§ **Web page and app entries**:
################

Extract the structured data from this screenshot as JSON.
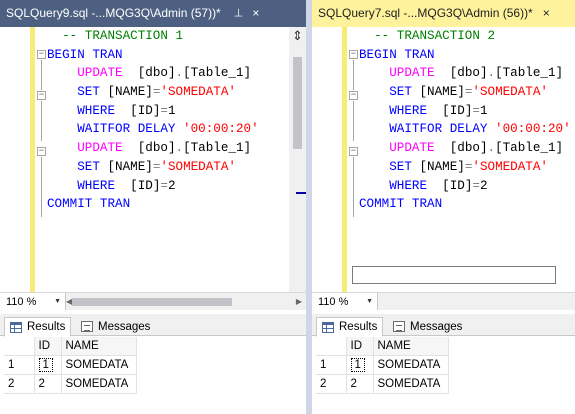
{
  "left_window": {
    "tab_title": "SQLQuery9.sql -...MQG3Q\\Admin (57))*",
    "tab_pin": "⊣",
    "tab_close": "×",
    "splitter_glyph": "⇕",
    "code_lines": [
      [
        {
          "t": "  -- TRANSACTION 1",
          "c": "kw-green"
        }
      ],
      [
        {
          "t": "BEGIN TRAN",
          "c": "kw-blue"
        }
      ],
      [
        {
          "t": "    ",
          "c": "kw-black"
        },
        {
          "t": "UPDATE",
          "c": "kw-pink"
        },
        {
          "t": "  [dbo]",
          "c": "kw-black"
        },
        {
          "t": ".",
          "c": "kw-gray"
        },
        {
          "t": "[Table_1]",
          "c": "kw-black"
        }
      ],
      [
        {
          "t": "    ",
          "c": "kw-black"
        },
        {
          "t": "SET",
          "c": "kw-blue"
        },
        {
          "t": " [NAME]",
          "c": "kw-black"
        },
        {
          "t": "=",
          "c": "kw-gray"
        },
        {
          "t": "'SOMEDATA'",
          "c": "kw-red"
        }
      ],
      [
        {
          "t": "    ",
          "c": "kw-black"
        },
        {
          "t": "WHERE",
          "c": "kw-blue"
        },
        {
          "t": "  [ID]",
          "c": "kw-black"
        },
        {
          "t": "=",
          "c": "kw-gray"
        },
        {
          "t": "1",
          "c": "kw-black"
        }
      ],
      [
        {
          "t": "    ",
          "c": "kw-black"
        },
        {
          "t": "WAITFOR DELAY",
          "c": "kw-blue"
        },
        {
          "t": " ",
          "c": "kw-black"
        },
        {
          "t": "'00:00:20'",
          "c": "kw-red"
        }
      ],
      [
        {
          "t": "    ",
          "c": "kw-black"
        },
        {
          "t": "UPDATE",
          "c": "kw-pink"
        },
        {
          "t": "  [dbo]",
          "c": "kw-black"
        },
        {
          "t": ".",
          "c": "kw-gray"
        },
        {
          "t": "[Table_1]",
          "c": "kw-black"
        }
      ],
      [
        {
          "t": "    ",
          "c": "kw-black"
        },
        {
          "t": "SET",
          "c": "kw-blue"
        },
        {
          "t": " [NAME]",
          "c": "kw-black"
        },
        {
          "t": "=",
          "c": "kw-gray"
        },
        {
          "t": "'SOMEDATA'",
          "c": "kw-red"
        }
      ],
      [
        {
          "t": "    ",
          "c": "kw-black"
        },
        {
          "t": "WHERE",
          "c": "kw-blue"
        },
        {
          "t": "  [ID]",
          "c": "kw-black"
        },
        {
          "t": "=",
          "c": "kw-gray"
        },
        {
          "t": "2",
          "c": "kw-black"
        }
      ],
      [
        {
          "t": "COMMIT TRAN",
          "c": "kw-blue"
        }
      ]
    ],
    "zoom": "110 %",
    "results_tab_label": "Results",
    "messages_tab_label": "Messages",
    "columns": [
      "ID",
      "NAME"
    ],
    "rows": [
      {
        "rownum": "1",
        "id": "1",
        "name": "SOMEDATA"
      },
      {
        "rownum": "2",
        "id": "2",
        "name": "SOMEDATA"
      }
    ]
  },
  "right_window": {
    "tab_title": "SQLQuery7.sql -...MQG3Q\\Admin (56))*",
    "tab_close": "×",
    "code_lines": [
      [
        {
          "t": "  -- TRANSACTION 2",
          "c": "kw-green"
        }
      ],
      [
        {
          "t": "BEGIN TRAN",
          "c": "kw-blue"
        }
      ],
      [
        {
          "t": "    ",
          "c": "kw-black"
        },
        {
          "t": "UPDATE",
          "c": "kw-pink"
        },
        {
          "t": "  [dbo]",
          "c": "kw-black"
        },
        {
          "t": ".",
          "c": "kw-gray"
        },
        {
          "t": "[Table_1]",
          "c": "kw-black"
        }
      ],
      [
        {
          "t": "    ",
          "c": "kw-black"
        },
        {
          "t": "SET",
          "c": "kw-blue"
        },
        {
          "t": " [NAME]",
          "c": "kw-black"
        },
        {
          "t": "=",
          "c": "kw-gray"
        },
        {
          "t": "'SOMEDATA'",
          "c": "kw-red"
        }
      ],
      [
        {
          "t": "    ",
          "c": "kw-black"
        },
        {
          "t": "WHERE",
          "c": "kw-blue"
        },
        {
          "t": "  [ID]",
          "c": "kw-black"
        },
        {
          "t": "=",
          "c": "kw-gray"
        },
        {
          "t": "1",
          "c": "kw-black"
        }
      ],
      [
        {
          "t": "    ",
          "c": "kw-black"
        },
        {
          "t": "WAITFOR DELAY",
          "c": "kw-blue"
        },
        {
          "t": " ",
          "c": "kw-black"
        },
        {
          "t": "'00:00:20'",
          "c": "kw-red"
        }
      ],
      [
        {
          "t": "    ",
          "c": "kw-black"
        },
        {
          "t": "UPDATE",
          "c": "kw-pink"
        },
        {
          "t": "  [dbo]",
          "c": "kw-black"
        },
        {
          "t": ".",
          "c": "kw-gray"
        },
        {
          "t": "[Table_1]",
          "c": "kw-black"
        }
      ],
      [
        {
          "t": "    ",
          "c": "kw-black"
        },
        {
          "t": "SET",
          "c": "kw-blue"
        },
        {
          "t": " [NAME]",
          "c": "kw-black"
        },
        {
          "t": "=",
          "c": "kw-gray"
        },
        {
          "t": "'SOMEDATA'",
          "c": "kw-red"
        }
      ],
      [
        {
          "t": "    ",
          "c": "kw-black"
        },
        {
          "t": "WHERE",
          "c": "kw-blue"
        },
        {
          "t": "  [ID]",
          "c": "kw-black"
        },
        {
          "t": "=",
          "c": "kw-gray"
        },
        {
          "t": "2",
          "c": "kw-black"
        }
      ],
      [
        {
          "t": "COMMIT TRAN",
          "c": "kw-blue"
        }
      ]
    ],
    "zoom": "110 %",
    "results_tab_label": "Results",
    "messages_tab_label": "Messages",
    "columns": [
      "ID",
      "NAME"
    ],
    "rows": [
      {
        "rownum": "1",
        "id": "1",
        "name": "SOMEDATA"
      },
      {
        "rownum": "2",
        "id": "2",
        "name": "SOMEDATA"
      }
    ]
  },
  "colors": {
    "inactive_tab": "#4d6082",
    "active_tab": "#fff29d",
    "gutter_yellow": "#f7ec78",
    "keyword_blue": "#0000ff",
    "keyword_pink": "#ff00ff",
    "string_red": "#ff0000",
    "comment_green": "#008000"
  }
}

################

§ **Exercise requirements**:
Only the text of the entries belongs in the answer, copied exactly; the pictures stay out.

§ **Completed task**:
Extract the structured data from this screenshot as JSON.
{
  "left_window": {
    "tab_title": "SQLQuery9.sql -...MQG3Q\\Admin (57))*",
    "tab_pin": "⊣",
    "tab_close": "×",
    "splitter_glyph": "⇕",
    "code_lines": [
      [
        {
          "t": "  -- TRANSACTION 1",
          "c": "kw-green"
        }
      ],
      [
        {
          "t": "BEGIN TRAN",
          "c": "kw-blue"
        }
      ],
      [
        {
          "t": "    ",
          "c": "kw-black"
        },
        {
          "t": "UPDATE",
          "c": "kw-pink"
        },
        {
          "t": "  [dbo]",
          "c": "kw-black"
        },
        {
          "t": ".",
          "c": "kw-gray"
        },
        {
          "t": "[Table_1]",
          "c": "kw-black"
        }
      ],
      [
        {
          "t": "    ",
          "c": "kw-black"
        },
        {
          "t": "SET",
          "c": "kw-blue"
        },
        {
          "t": " [NAME]",
          "c": "kw-black"
        },
        {
          "t": "=",
          "c": "kw-gray"
        },
        {
          "t": "'SOMEDATA'",
          "c": "kw-red"
        }
      ],
      [
        {
          "t": "    ",
          "c": "kw-black"
        },
        {
          "t": "WHERE",
          "c": "kw-blue"
        },
        {
          "t": "  [ID]",
          "c": "kw-black"
        },
        {
          "t": "=",
          "c": "kw-gray"
        },
        {
          "t": "1",
          "c": "kw-black"
        }
      ],
      [
        {
          "t": "    ",
          "c": "kw-black"
        },
        {
          "t": "WAITFOR DELAY",
          "c": "kw-blue"
        },
        {
          "t": " ",
          "c": "kw-black"
        },
        {
          "t": "'00:00:20'",
          "c": "kw-red"
        }
      ],
      [
        {
          "t": "    ",
          "c": "kw-black"
        },
        {
          "t": "UPDATE",
          "c": "kw-pink"
        },
        {
          "t": "  [dbo]",
          "c": "kw-black"
        },
        {
          "t": ".",
          "c": "kw-gray"
        },
        {
          "t": "[Table_1]",
          "c": "kw-black"
        }
      ],
      [
        {
          "t": "    ",
          "c": "kw-black"
        },
        {
          "t": "SET",
          "c": "kw-blue"
        },
        {
          "t": " [NAME]",
          "c": "kw-black"
        },
        {
          "t": "=",
          "c": "kw-gray"
        },
        {
          "t": "'SOMEDATA'",
          "c": "kw-red"
        }
      ],
      [
        {
          "t": "    ",
          "c": "kw-black"
        },
        {
          "t": "WHERE",
          "c": "kw-blue"
        },
        {
          "t": "  [ID]",
          "c": "kw-black"
        },
        {
          "t": "=",
          "c": "kw-gray"
        },
        {
          "t": "2",
          "c": "kw-black"
        }
      ],
      [
        {
          "t": "COMMIT TRAN",
          "c": "kw-blue"
        }
      ]
    ],
    "zoom": "110 %",
    "results_tab_label": "Results",
    "messages_tab_label": "Messages",
    "columns": [
      "ID",
      "NAME"
    ],
    "rows": [
      {
        "rownum": "1",
        "id": "1",
        "name": "SOMEDATA"
      },
      {
        "rownum": "2",
        "id": "2",
        "name": "SOMEDATA"
      }
    ]
  },
  "right_window": {
    "tab_title": "SQLQuery7.sql -...MQG3Q\\Admin (56))*",
    "tab_close": "×",
    "code_lines": [
      [
        {
          "t": "  -- TRANSACTION 2",
          "c": "kw-green"
        }
      ],
      [
        {
          "t": "BEGIN TRAN",
          "c": "kw-blue"
        }
      ],
      [
        {
          "t": "    ",
          "c": "kw-black"
        },
        {
          "t": "UPDATE",
          "c": "kw-pink"
        },
        {
          "t": "  [dbo]",
          "c": "kw-black"
        },
        {
          "t": ".",
          "c": "kw-gray"
        },
        {
          "t": "[Table_1]",
          "c": "kw-black"
        }
      ],
      [
        {
          "t": "    ",
          "c": "kw-black"
        },
        {
          "t": "SET",
          "c": "kw-blue"
        },
        {
          "t": " [NAME]",
          "c": "kw-black"
        },
        {
          "t": "=",
          "c": "kw-gray"
        },
        {
          "t": "'SOMEDATA'",
          "c": "kw-red"
        }
      ],
      [
        {
          "t": "    ",
          "c": "kw-black"
        },
        {
          "t": "WHERE",
          "c": "kw-blue"
        },
        {
          "t": "  [ID]",
          "c": "kw-black"
        },
        {
          "t": "=",
          "c": "kw-gray"
        },
        {
          "t": "1",
          "c": "kw-black"
        }
      ],
      [
        {
          "t": "    ",
          "c": "kw-black"
        },
        {
          "t": "WAITFOR DELAY",
          "c": "kw-blue"
        },
        {
          "t": " ",
          "c": "kw-black"
        },
        {
          "t": "'00:00:20'",
          "c": "kw-red"
        }
      ],
      [
        {
          "t": "    ",
          "c": "kw-black"
        },
        {
          "t": "UPDATE",
          "c": "kw-pink"
        },
        {
          "t": "  [dbo]",
          "c": "kw-black"
        },
        {
          "t": ".",
          "c": "kw-gray"
        },
        {
          "t": "[Table_1]",
          "c": "kw-black"
        }
      ],
      [
        {
          "t": "    ",
          "c": "kw-black"
        },
        {
          "t": "SET",
          "c": "kw-blue"
        },
        {
          "t": " [NAME]",
          "c": "kw-black"
        },
        {
          "t": "=",
          "c": "kw-gray"
        },
        {
          "t": "'SOMEDATA'",
          "c": "kw-red"
        }
      ],
      [
        {
          "t": "    ",
          "c": "kw-black"
        },
        {
          "t": "WHERE",
          "c": "kw-blue"
        },
        {
          "t": "  [ID]",
          "c": "kw-black"
        },
        {
          "t": "=",
          "c": "kw-gray"
        },
        {
          "t": "2",
          "c": "kw-black"
        }
      ],
      [
        {
          "t": "COMMIT TRAN",
          "c": "kw-blue"
        }
      ]
    ],
    "zoom": "110 %",
    "results_tab_label": "Results",
    "messages_tab_label": "Messages",
    "columns": [
      "ID",
      "NAME"
    ],
    "rows": [
      {
        "rownum": "1",
        "id": "1",
        "name": "SOMEDATA"
      },
      {
        "rownum": "2",
        "id": "2",
        "name": "SOMEDATA"
      }
    ]
  },
  "colors": {
    "inactive_tab": "#4d6082",
    "active_tab": "#fff29d",
    "gutter_yellow": "#f7ec78",
    "keyword_blue": "#0000ff",
    "keyword_pink": "#ff00ff",
    "string_red": "#ff0000",
    "comment_green": "#008000"
  }
}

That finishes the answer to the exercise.